(Required work) The response should consist of the records, reproduced exactly.

Interface dataset entries
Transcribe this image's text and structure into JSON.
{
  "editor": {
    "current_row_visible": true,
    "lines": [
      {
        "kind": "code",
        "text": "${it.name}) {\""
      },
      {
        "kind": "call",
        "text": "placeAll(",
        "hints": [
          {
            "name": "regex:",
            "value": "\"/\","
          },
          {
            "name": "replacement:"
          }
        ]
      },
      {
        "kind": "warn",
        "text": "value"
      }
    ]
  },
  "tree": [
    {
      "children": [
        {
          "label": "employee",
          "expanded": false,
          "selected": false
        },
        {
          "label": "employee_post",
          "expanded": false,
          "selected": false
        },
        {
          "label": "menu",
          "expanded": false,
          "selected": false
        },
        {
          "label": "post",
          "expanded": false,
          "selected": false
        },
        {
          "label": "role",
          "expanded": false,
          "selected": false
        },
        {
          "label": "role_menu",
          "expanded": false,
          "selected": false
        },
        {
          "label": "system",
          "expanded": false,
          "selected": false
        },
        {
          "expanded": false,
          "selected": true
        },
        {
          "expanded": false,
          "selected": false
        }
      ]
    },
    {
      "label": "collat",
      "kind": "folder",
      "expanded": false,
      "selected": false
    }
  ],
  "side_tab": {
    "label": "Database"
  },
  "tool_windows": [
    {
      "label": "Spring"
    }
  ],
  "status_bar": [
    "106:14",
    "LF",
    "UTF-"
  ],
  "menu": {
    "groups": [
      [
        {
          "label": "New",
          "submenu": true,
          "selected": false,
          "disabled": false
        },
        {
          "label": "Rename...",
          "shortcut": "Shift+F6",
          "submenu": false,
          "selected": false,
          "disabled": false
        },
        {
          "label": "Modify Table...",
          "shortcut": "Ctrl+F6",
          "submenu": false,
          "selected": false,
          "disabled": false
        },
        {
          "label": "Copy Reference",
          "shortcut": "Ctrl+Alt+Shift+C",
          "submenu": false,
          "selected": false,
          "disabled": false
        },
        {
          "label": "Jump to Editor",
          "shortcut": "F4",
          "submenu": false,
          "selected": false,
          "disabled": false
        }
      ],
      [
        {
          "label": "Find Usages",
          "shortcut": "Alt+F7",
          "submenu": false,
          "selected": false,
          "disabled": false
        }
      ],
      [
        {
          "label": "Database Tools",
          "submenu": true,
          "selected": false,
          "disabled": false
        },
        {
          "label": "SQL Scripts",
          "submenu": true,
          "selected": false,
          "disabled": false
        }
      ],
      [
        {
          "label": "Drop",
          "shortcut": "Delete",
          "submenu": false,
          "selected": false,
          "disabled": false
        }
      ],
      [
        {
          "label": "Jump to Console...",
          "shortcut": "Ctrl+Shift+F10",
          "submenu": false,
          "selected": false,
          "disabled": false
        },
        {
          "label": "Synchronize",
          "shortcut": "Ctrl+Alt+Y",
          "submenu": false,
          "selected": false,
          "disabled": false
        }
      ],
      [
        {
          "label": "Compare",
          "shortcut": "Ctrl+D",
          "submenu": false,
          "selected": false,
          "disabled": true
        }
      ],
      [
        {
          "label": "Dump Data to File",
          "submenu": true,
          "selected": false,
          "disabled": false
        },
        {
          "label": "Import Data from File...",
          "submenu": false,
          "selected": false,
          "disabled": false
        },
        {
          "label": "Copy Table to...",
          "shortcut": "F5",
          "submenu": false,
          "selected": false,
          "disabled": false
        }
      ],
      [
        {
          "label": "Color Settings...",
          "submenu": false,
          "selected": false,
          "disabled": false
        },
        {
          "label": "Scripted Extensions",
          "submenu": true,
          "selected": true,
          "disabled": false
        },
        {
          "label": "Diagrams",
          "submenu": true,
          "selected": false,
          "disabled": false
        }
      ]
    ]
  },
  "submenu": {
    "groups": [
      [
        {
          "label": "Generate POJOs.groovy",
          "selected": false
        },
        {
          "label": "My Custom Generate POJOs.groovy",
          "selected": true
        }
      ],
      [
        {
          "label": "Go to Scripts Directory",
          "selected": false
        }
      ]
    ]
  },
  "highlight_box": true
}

(Answer)
Transcribe this image's text and structure into JSON.
{
  "editor": {
    "current_row_visible": true,
    "lines": [
      {
        "kind": "code",
        "text": "${it.name}) {\""
      },
      {
        "kind": "call",
        "text": "placeAll(",
        "hints": [
          {
            "name": "regex:",
            "value": "\"/\","
          },
          {
            "name": "replacement:"
          }
        ]
      },
      {
        "kind": "warn",
        "text": "value"
      }
    ]
  },
  "tree": [
    {
      "children": [
        {
          "label": "employee",
          "expanded": false,
          "selected": false
        },
        {
          "label": "employee_post",
          "expanded": false,
          "selected": false
        },
        {
          "label": "menu",
          "expanded": false,
          "selected": false
        },
        {
          "label": "post",
          "expanded": false,
          "selected": false
        },
        {
          "label": "role",
          "expanded": false,
          "selected": false
        },
        {
          "label": "role_menu",
          "expanded": false,
          "selected": false
        },
        {
          "label": "system",
          "expanded": false,
          "selected": false
        },
        {
          "expanded": false,
          "selected": true
        },
        {
          "expanded": false,
          "selected": false
        }
      ]
    },
    {
      "label": "collat",
      "kind": "folder",
      "expanded": false,
      "selected": false
    }
  ],
  "side_tab": {
    "label": "Database"
  },
  "tool_windows": [
    {
      "label": "Spring"
    }
  ],
  "status_bar": [
    "106:14",
    "LF",
    "UTF-"
  ],
  "menu": {
    "groups": [
      [
        {
          "label": "New",
          "submenu": true,
          "selected": false,
          "disabled": false
        },
        {
          "label": "Rename...",
          "shortcut": "Shift+F6",
          "submenu": false,
          "selected": false,
          "disabled": false
        },
        {
          "label": "Modify Table...",
          "shortcut": "Ctrl+F6",
          "submenu": false,
          "selected": false,
          "disabled": false
        },
        {
          "label": "Copy Reference",
          "shortcut": "Ctrl+Alt+Shift+C",
          "submenu": false,
          "selected": false,
          "disabled": false
        },
        {
          "label": "Jump to Editor",
          "shortcut": "F4",
          "submenu": false,
          "selected": false,
          "disabled": false
        }
      ],
      [
        {
          "label": "Find Usages",
          "shortcut": "Alt+F7",
          "submenu": false,
          "selected": false,
          "disabled": false
        }
      ],
      [
        {
          "label": "Database Tools",
          "submenu": true,
          "selected": false,
          "disabled": false
        },
        {
          "label": "SQL Scripts",
          "submenu": true,
          "selected": false,
          "disabled": false
        }
      ],
      [
        {
          "label": "Drop",
          "shortcut": "Delete",
          "submenu": false,
          "selected": false,
          "disabled": false
        }
      ],
      [
        {
          "label": "Jump to Console...",
          "shortcut": "Ctrl+Shift+F10",
          "submenu": false,
          "selected": false,
          "disabled": false
        },
        {
          "label": "Synchronize",
          "shortcut": "Ctrl+Alt+Y",
          "submenu": false,
          "selected": false,
          "disabled": false
        }
      ],
      [
        {
          "label": "Compare",
          "shortcut": "Ctrl+D",
          "submenu": false,
          "selected": false,
          "disabled": true
        }
      ],
      [
        {
          "label": "Dump Data to File",
          "submenu": true,
          "selected": false,
          "disabled": false
        },
        {
          "label": "Import Data from File...",
          "submenu": false,
          "selected": false,
          "disabled": false
        },
        {
          "label": "Copy Table to...",
          "shortcut": "F5",
          "submenu": false,
          "selected": false,
          "disabled": false
        }
      ],
      [
        {
          "label": "Color Settings...",
          "submenu": false,
          "selected": false,
          "disabled": false
        },
        {
          "label": "Scripted Extensions",
          "submenu": true,
          "selected": true,
          "disabled": false
        },
        {
          "label": "Diagrams",
          "submenu": true,
          "selected": false,
          "disabled": false
        }
      ]
    ]
  },
  "submenu": {
    "groups": [
      [
        {
          "label": "Generate POJOs.groovy",
          "selected": false
        },
        {
          "label": "My Custom Generate POJOs.groovy",
          "selected": true
        }
      ],
      [
        {
          "label": "Go to Scripts Directory",
          "selected": false
        }
      ]
    ]
  },
  "highlight_box": true
}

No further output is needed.